I submit that an individual who breaks a law that conscience tells him is unjust, and who willingly accepts the penalty of imprisonment in order to arouse the conscience of the community over its injustice, is in reality expressing the highest respect for the law.
Every instance of a man's suffering the penalty of the law is an instance of the failure of that penalty in effecting its purpose, which is to deter.
On average, drug prisoners spend more time in federal prison than rapists, who often get out on early release because of the overcrowding in prison caused by the Drug War.
The penalty for laughing in a courtroom is six months in jail; if it were not for this penalty, the jury would never hear the evidence.
When I was in prison, I was wrapped up in all those deep books.
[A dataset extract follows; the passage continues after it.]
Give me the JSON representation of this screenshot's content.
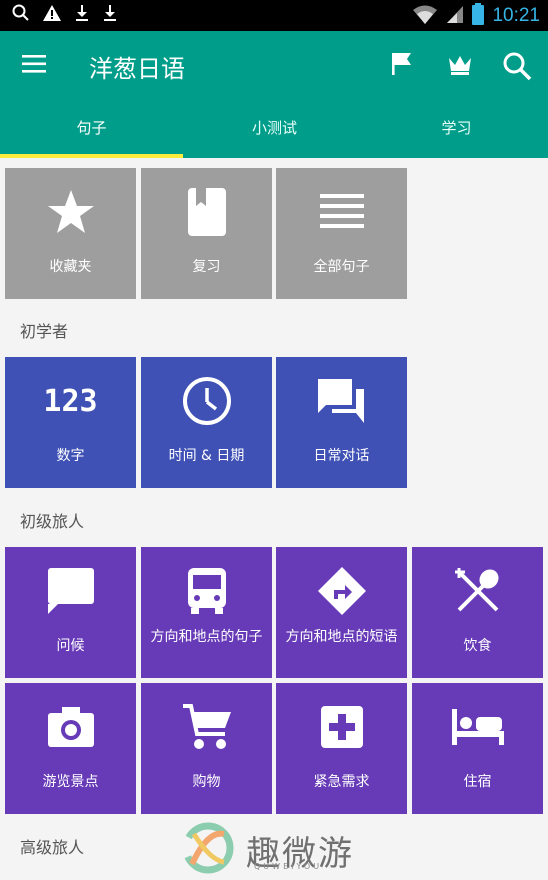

That Tolstoy crap - people shouldn't read that stuff.
When is conduct a crime, and when is a crime not a crime? When Somebody Up There -- a monarch, a dictator, a Pope, a legislator -- so decrees.
The only real prison is fear, and the only real freedom is freedom from fear.
Crime is a logical extension of the sort of behavior that often [is] considered perfectly respectable in legitimate business.
The idea that the sole aim of punishment is to prevent crime is obviously grounded upon the theory that crime can be prevented, which is almost as dubious as the notion that poverty can be prevented.
To be in prison so long, it's difficult to remember exactly what you did to get there.
One man meets an infamous punishment for that crime which confers a diadem upon another.
The law does not pretend to punish everything that is dishonest. That would seriously interfere with business.
There is no greater punishment of wickedness that that it is dissatisfied with itself and its deeds.